Stem cell therapy is a medical breakthrough that has revolutionized the way we approach treating illnesses and injuries. Through stem cell therapy, a patient’s own cells are used to help heal damaged tissues or organs. By harnessing the power of stem cells, a physician can help to replace lost or damaged cells in the body and reduce the symptoms of certain diseases or conditions. We will take a look at the procedure of stem cell therapy and how it works. We’ll explore what happens during treatment, how safe it is, and why it’s so effective.
How is stem cell therapy performed?
There are a few different ways that stem cell therapy can be performed, depending on the type of therapy being used.
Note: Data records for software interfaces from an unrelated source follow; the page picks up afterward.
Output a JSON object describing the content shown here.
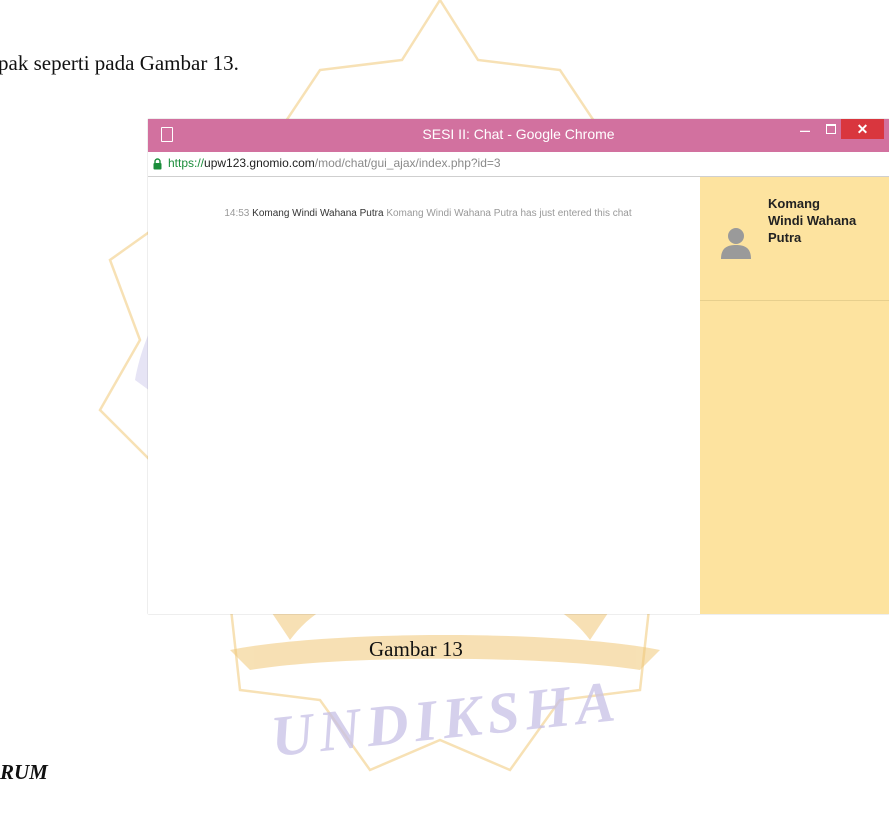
{
  "document": {
    "line_top": "pak seperti pada Gambar 13.",
    "caption": "Gambar 13",
    "section_heading": "RUM",
    "watermark_text": "UNDIKSHA"
  },
  "browser": {
    "window_title": "SESI II: Chat - Google Chrome",
    "url_scheme": "https://",
    "url_host": "upw123.gnomio.com",
    "url_path": "/mod/chat/gui_ajax/index.php?id=3",
    "minimize_label": "–",
    "close_label": "✕",
    "colors": {
      "titlebar": "#d2719f",
      "close": "#d9363e",
      "users_panel": "#fde39f"
    }
  },
  "chat": {
    "messages": [
      {
        "time": "14:53",
        "user": "Komang Windi Wahana Putra",
        "text": "Komang Windi Wahana Putra has just entered this chat"
      }
    ]
  },
  "users": {
    "list": [
      {
        "name": "Komang Windi Wahana Putra",
        "icon": "user-avatar-icon"
      }
    ]
  }
}
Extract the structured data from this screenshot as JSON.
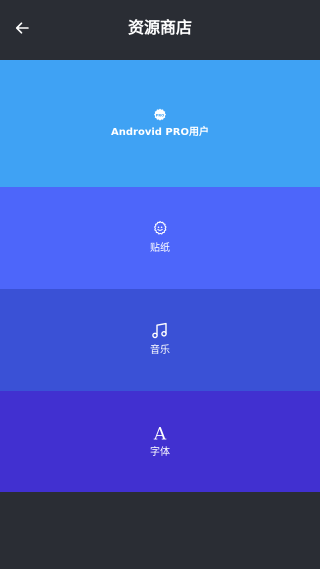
{
  "header": {
    "title": "资源商店",
    "back_icon": "arrow-left-icon"
  },
  "tiles": [
    {
      "id": "pro",
      "label": "Androvid PRO用户",
      "icon": "pro-badge-icon",
      "icon_text": "PRO",
      "color": "#3fa2f4"
    },
    {
      "id": "stickers",
      "label": "贴纸",
      "icon": "sticker-face-icon",
      "color": "#4d66fa"
    },
    {
      "id": "music",
      "label": "音乐",
      "icon": "music-note-icon",
      "color": "#3a51d6"
    },
    {
      "id": "fonts",
      "label": "字体",
      "icon": "font-a-icon",
      "icon_text": "A",
      "color": "#4130d0"
    }
  ],
  "colors": {
    "background": "#2a2d34",
    "text": "#ffffff"
  }
}
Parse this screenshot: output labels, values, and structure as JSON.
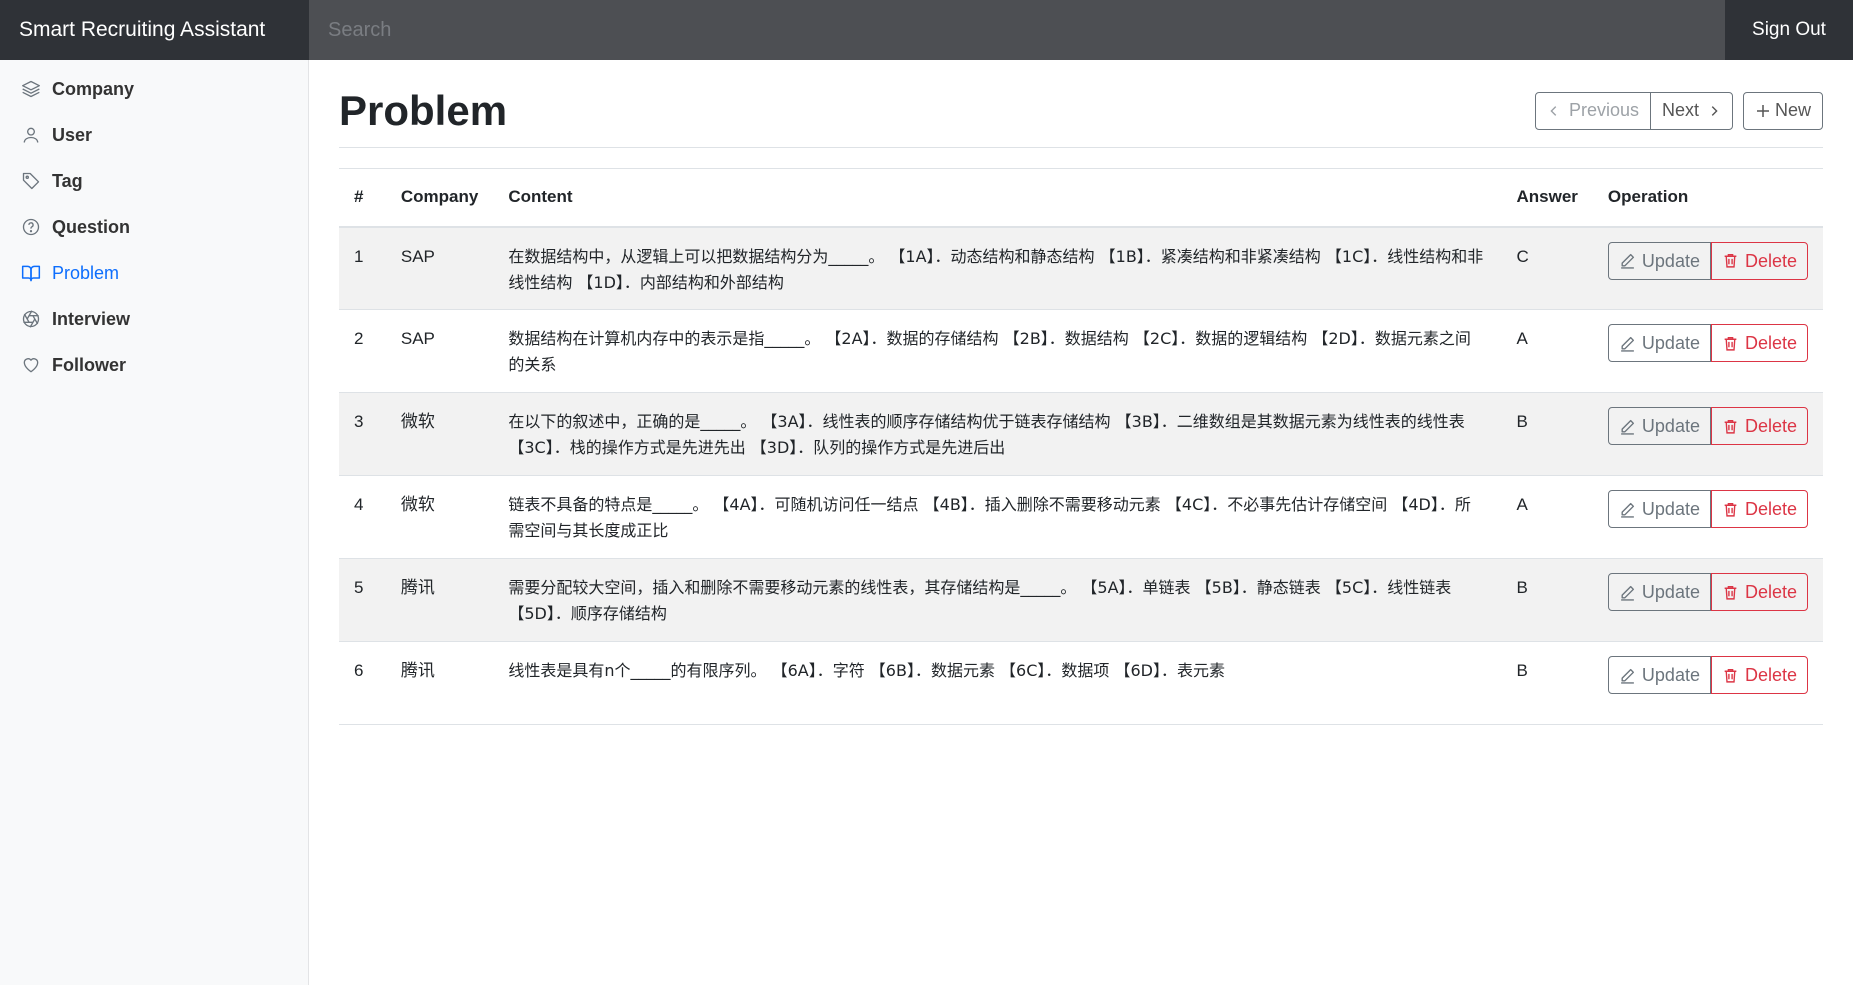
{
  "app": {
    "title": "Smart Recruiting Assistant",
    "sign_out": "Sign Out"
  },
  "search": {
    "placeholder": "Search"
  },
  "sidebar": {
    "items": [
      {
        "label": "Company",
        "icon": "layers-icon",
        "active": false
      },
      {
        "label": "User",
        "icon": "user-icon",
        "active": false
      },
      {
        "label": "Tag",
        "icon": "tag-icon",
        "active": false
      },
      {
        "label": "Question",
        "icon": "question-circle-icon",
        "active": false
      },
      {
        "label": "Problem",
        "icon": "book-open-icon",
        "active": true
      },
      {
        "label": "Interview",
        "icon": "aperture-icon",
        "active": false
      },
      {
        "label": "Follower",
        "icon": "heart-icon",
        "active": false
      }
    ]
  },
  "page": {
    "title": "Problem",
    "previous_label": "Previous",
    "next_label": "Next",
    "new_label": "New"
  },
  "table": {
    "headers": [
      "#",
      "Company",
      "Content",
      "Answer",
      "Operation"
    ],
    "update_label": "Update",
    "delete_label": "Delete",
    "rows": [
      {
        "num": "1",
        "company": "SAP",
        "content": "在数据结构中，从逻辑上可以把数据结构分为_____。 【1A】．动态结构和静态结构 【1B】．紧凑结构和非紧凑结构 【1C】．线性结构和非线性结构 【1D】．内部结构和外部结构",
        "answer": "C"
      },
      {
        "num": "2",
        "company": "SAP",
        "content": "数据结构在计算机内存中的表示是指_____。 【2A】．数据的存储结构 【2B】．数据结构 【2C】．数据的逻辑结构 【2D】．数据元素之间的关系",
        "answer": "A"
      },
      {
        "num": "3",
        "company": "微软",
        "content": "在以下的叙述中，正确的是_____。 【3A】．线性表的顺序存储结构优于链表存储结构 【3B】．二维数组是其数据元素为线性表的线性表 【3C】．栈的操作方式是先进先出 【3D】．队列的操作方式是先进后出",
        "answer": "B"
      },
      {
        "num": "4",
        "company": "微软",
        "content": "链表不具备的特点是_____。 【4A】．可随机访问任一结点 【4B】．插入删除不需要移动元素 【4C】．不必事先估计存储空间 【4D】．所需空间与其长度成正比",
        "answer": "A"
      },
      {
        "num": "5",
        "company": "腾讯",
        "content": "需要分配较大空间，插入和删除不需要移动元素的线性表，其存储结构是_____。 【5A】．单链表 【5B】．静态链表 【5C】．线性链表 【5D】．顺序存储结构",
        "answer": "B"
      },
      {
        "num": "6",
        "company": "腾讯",
        "content": "线性表是具有n个_____的有限序列。 【6A】．字符 【6B】．数据元素 【6C】．数据项 【6D】．表元素",
        "answer": "B"
      }
    ]
  }
}
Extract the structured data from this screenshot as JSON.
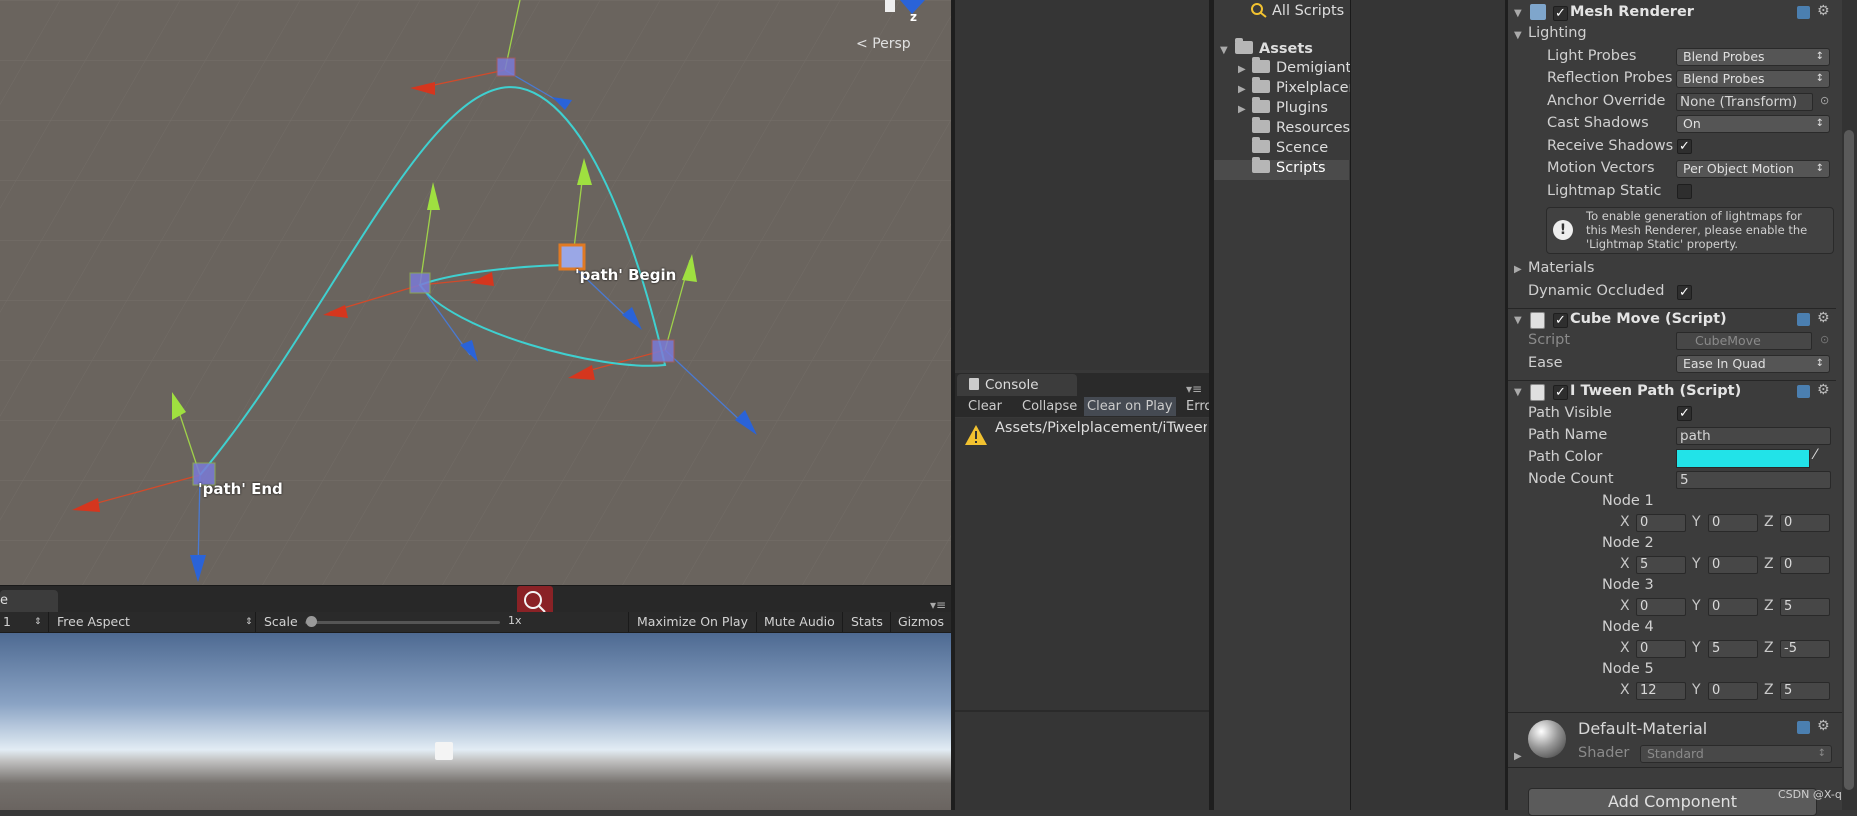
{
  "scene": {
    "persp_label": "Persp",
    "gizmo_axis": "z",
    "label_begin": "'path' Begin",
    "label_end": "'path' End",
    "path_color": "#3fd0d0"
  },
  "game": {
    "tab_label": "e",
    "display": "1",
    "aspect": "Free Aspect",
    "scale_label": "Scale",
    "scale_value": "1x",
    "maximize": "Maximize On Play",
    "mute": "Mute Audio",
    "stats": "Stats",
    "gizmos": "Gizmos"
  },
  "console": {
    "tab_label": "Console",
    "clear": "Clear",
    "collapse": "Collapse",
    "clear_on_play": "Clear on Play",
    "error_pause": "Error",
    "message": "Assets/Pixelplacement/iTween"
  },
  "project": {
    "favorite": "All Scripts",
    "root": "Assets",
    "folders": [
      "Demigiant",
      "Pixelplacer",
      "Plugins",
      "Resources",
      "Scence",
      "Scripts"
    ]
  },
  "inspector": {
    "mesh_renderer": {
      "title": "Mesh Renderer",
      "lighting": "Lighting",
      "light_probes_label": "Light Probes",
      "light_probes_value": "Blend Probes",
      "reflection_probes_label": "Reflection Probes",
      "reflection_probes_value": "Blend Probes",
      "anchor_override_label": "Anchor Override",
      "anchor_override_value": "None (Transform)",
      "cast_shadows_label": "Cast Shadows",
      "cast_shadows_value": "On",
      "receive_shadows_label": "Receive Shadows",
      "motion_vectors_label": "Motion Vectors",
      "motion_vectors_value": "Per Object Motion",
      "lightmap_static_label": "Lightmap Static",
      "info_line1": "To enable generation of lightmaps for",
      "info_line2": "this Mesh Renderer, please enable the",
      "info_line3": "'Lightmap Static' property.",
      "materials": "Materials",
      "dynamic_occluded": "Dynamic Occluded"
    },
    "cube_move": {
      "title": "Cube Move (Script)",
      "script_label": "Script",
      "script_value": "CubeMove",
      "ease_label": "Ease",
      "ease_value": "Ease In Quad"
    },
    "itween_path": {
      "title": "I Tween Path (Script)",
      "path_visible_label": "Path Visible",
      "path_name_label": "Path Name",
      "path_name_value": "path",
      "path_color_label": "Path Color",
      "path_color": "#22e3e8",
      "node_count_label": "Node Count",
      "node_count_value": "5",
      "nodes": [
        {
          "label": "Node 1",
          "x": "0",
          "y": "0",
          "z": "0"
        },
        {
          "label": "Node 2",
          "x": "5",
          "y": "0",
          "z": "0"
        },
        {
          "label": "Node 3",
          "x": "0",
          "y": "0",
          "z": "5"
        },
        {
          "label": "Node 4",
          "x": "0",
          "y": "5",
          "z": "-5"
        },
        {
          "label": "Node 5",
          "x": "12",
          "y": "0",
          "z": "5"
        }
      ]
    },
    "material": {
      "name": "Default-Material",
      "shader_label": "Shader",
      "shader_value": "Standard"
    },
    "add_component": "Add Component",
    "watermark": "CSDN @X-q-X"
  }
}
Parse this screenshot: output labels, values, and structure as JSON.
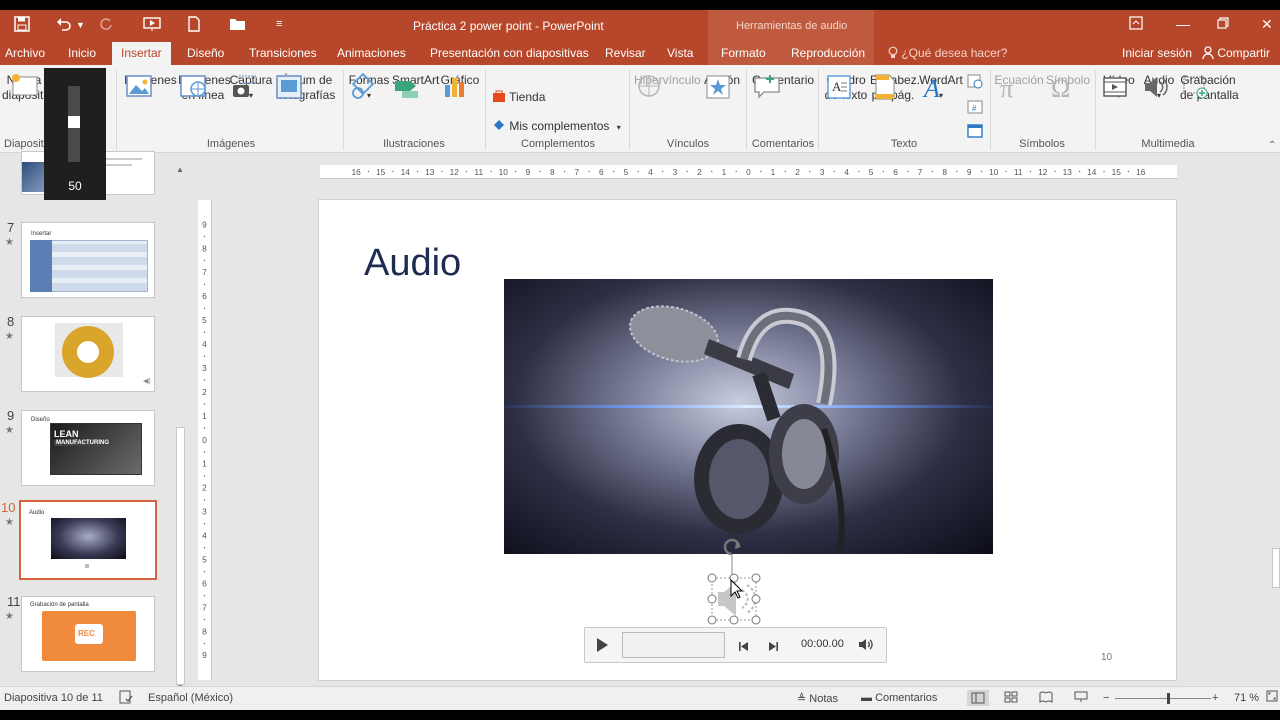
{
  "titlebar": {
    "document_title": "Práctica 2  power point - PowerPoint",
    "contextual_title": "Herramientas de audio"
  },
  "tabs": [
    {
      "label": "Archivo"
    },
    {
      "label": "Inicio"
    },
    {
      "label": "Insertar",
      "active": true
    },
    {
      "label": "Diseño"
    },
    {
      "label": "Transiciones"
    },
    {
      "label": "Animaciones"
    },
    {
      "label": "Presentación con diapositivas"
    },
    {
      "label": "Revisar"
    },
    {
      "label": "Vista"
    },
    {
      "label": "Formato"
    },
    {
      "label": "Reproducción"
    }
  ],
  "tell_me": "¿Qué desea hacer?",
  "account": {
    "signin": "Iniciar sesión",
    "share": "Compartir"
  },
  "ribbon": {
    "new_slide": [
      "Nueva",
      "diapositiva"
    ],
    "group_diapositivas": "Diapositivas",
    "images": {
      "imagenes": "Imágenes",
      "en_linea": [
        "Imágenes",
        "en línea"
      ],
      "captura": "Captura",
      "album": [
        "Álbum de",
        "fotografías"
      ],
      "group": "Imágenes"
    },
    "illustrations": {
      "formas": "Formas",
      "smartart": "SmartArt",
      "grafico": "Gráfico",
      "group": "Ilustraciones"
    },
    "addins": {
      "tienda": "Tienda",
      "mis": "Mis complementos",
      "group": "Complementos"
    },
    "links": {
      "hipervinculo": "Hipervínculo",
      "accion": "Acción",
      "group": "Vínculos"
    },
    "comments": {
      "comentario": "Comentario",
      "group": "Comentarios"
    },
    "text": {
      "cuadro": [
        "Cuadro",
        "de texto"
      ],
      "encabez": [
        "Encabez.",
        "pie pág."
      ],
      "wordart": "WordArt",
      "group": "Texto"
    },
    "symbols": {
      "ecuacion": "Ecuación",
      "simbolo": "Símbolo",
      "group": "Símbolos"
    },
    "media": {
      "video": "Vídeo",
      "audio": "Audio",
      "grabacion": [
        "Grabación",
        "de pantalla"
      ],
      "group": "Multimedia"
    }
  },
  "zoom_popup": {
    "value": "50",
    "level_fraction": 0.5
  },
  "thumbnails": [
    {
      "num": "7",
      "caption": "Insertar"
    },
    {
      "num": "8",
      "caption": ""
    },
    {
      "num": "9",
      "caption": "Diseño",
      "text": [
        "LEAN",
        "MANUFACTURING"
      ]
    },
    {
      "num": "10",
      "caption": "Audio",
      "selected": true
    },
    {
      "num": "11",
      "caption": "Grabación de pantalla",
      "text": [
        "REC"
      ]
    }
  ],
  "slide": {
    "title": "Audio",
    "number": "10",
    "player_time": "00:00.00"
  },
  "ruler": {
    "horizontal": [
      "16",
      "15",
      "14",
      "13",
      "12",
      "11",
      "10",
      "9",
      "8",
      "7",
      "6",
      "5",
      "4",
      "3",
      "2",
      "1",
      "0",
      "1",
      "2",
      "3",
      "4",
      "5",
      "6",
      "7",
      "8",
      "9",
      "10",
      "11",
      "12",
      "13",
      "14",
      "15",
      "16"
    ],
    "vertical": [
      "9",
      "8",
      "7",
      "6",
      "5",
      "4",
      "3",
      "2",
      "1",
      "0",
      "1",
      "2",
      "3",
      "4",
      "5",
      "6",
      "7",
      "8",
      "9"
    ]
  },
  "status": {
    "slide_of": "Diapositiva 10 de 11",
    "language": "Español (México)",
    "notes": "Notas",
    "comments": "Comentarios",
    "zoom": "71 %",
    "zoom_fraction": 0.55
  },
  "colors": {
    "accent": "#b7472a",
    "contextual": "#c05a3e",
    "selection": "#d5633f"
  }
}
For example, autologous stem cell therapy (using your own stem cells) is usually done by taking a sample of blood or bone marrow from the patient and then separating out the stem cells. Once the stem cells have been isolated, they are injected back into the patient’s bloodstream. Allogeneic stem cell therapy (using donor stem cells) is usually done by taking stem cells from the donor’s blood or bone marrow and then injecting them into the patient’s bloodstream. In some cases, the stem cells may be taken from umbilical cord blood.